Running a CDLIS search is critical if you hire commercial drivers

If you hire commercial drivers, or contract independent drivers, it is critical that you run a search of the Commercial Driver’s License Information System (CDLIS).

By running this search commercial drivers can’t hide previous driving infractions, accidents or any back-up driver’s licenses. And, it protects your claim with an insurance agency as most carriers will not cover a driver who has an active license in more than one state.

This CDLIS service is a cooperative exchange of commercial driver information between jurisdictions nationwide. APSCREEN runs the driver’s social security number (SSN) through all 50 state’s DMVs and reports where that SSN is on record as associated with a driver’s license.

According to the Commercial Motor Vehicle Safety Act of 1986 (CMVSA), the basic purpose of CDLIS is to assure that commercial drivers have only one active driver’s license, one active record and have passed state-sanctioned driving skills tests, thus helping employers comply with the Federal Motor Carrier Safety Act (FMCSA).

In addition, if an employer hires a driver, they become eligible for the Employers Pull Notice (EPN) program available in several states which provides automatic updates at the time of an infraction.

When a company contracts with an independent driver, however, they are not qualified for the EPN program but must request that the driver provide a K3-style driving record from the DMV.

Employers may also conduct the CDLIS search frequently to monitor its driver’s behaviors after being hired, because some drivers will try to hide infractions – or tickets – from other states under alias names.

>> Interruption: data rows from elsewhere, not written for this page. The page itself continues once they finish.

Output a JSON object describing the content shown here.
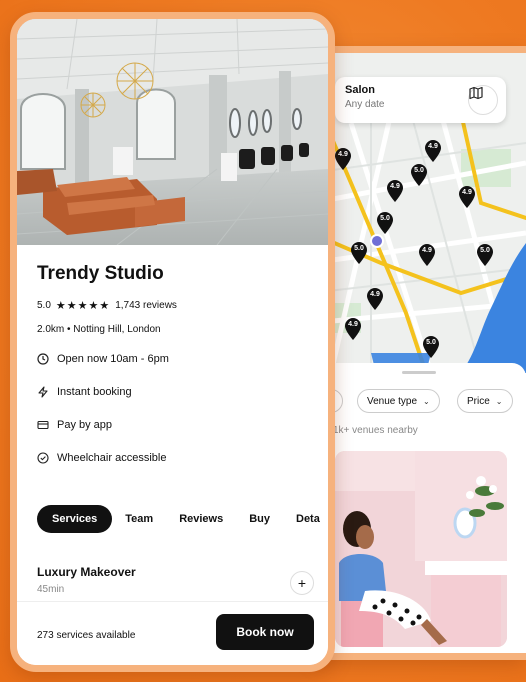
{
  "map_screen": {
    "search": {
      "title": "Salon",
      "subtitle": "Any date"
    },
    "map_button_icon": "map-icon",
    "pins": [
      "4.9",
      "4.9",
      "5.0",
      "4.9",
      "4.9",
      "5.0",
      "5.0",
      "4.9",
      "5.0",
      "4.9",
      "4.9",
      "5.0",
      "4.9"
    ],
    "filters": [
      {
        "label": ""
      },
      {
        "label": "Venue type"
      },
      {
        "label": "Price"
      }
    ],
    "nearby_text": "1k+ venues nearby"
  },
  "detail_screen": {
    "venue_name": "Trendy Studio",
    "rating": "5.0",
    "stars": "★★★★★",
    "reviews": "1,743 reviews",
    "location": "2.0km • Notting Hill, London",
    "info": {
      "hours": "Open now 10am - 6pm",
      "booking": "Instant booking",
      "payment": "Pay by app",
      "access": "Wheelchair accessible"
    },
    "tabs": [
      "Services",
      "Team",
      "Reviews",
      "Buy",
      "Deta"
    ],
    "active_tab": "Services",
    "service": {
      "name": "Luxury Makeover",
      "duration": "45min"
    },
    "footer": {
      "count": "273 services available",
      "book_label": "Book now"
    }
  },
  "colors": {
    "background": "#ee7a22",
    "frame": "#f6b27d",
    "accent": "#111111",
    "map_route": "#f4c21d",
    "water": "#3b84e0"
  }
}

Under APSCREEN’s proprietary approach to implementation of this CDLIS service, prospective driver candidates are given ample opportunity to disclose information about their driving history and licensure which concentrates the focus on integrity as well as on the substance of discovered record(s). The primary reason for APSCREEN’s omission strategy is the lack of plaintiff cases involving omission-based elimination of candidacy claims.

For example, if a driver is contracted for a job in California, the employer can search the CDLIS prior to hiring and six months down the line. This gives a much-needed opportunity to determine if a driver has more than one license and a window into post-employment driving acts which could affect employer liability.

Driving a Commercial Motor Vehicle (CMV) requires a higher level of knowledge, experience, skills, and physical abilities than that required to drive a non-commercial vehicle. To obtain a Commercial Driver’s License (CDL), an applicant must pass both skills and knowledge testing geared to these higher standards.

Additionally, CDL holders are held to a higher standard when operating any type of motor vehicle on public roads. Serious traffic violations committed by a CDL holder can affect their ability to maintain their CDL certification.

Most drivers obtain a CDL through their home state and it is illegal to have a license from more than one state. In addition, special endorsements may be required if you or your company drivers drive any of these vehicles: a truck with double or triple trailers, a truck with a tank, a truck carrying hazardous materials, and/or a passenger vehicle.

Employers are subject to a penalty of $10,000 if they knowingly use a driver to operate a commercial motor vehicle without a valid CDL and untold liability if a driver has been found to have been negligently hired.

This is yet another tool for the employer’s toolbox to avoid negligent hiring lawsuits and make transport a safer environment for all motorists.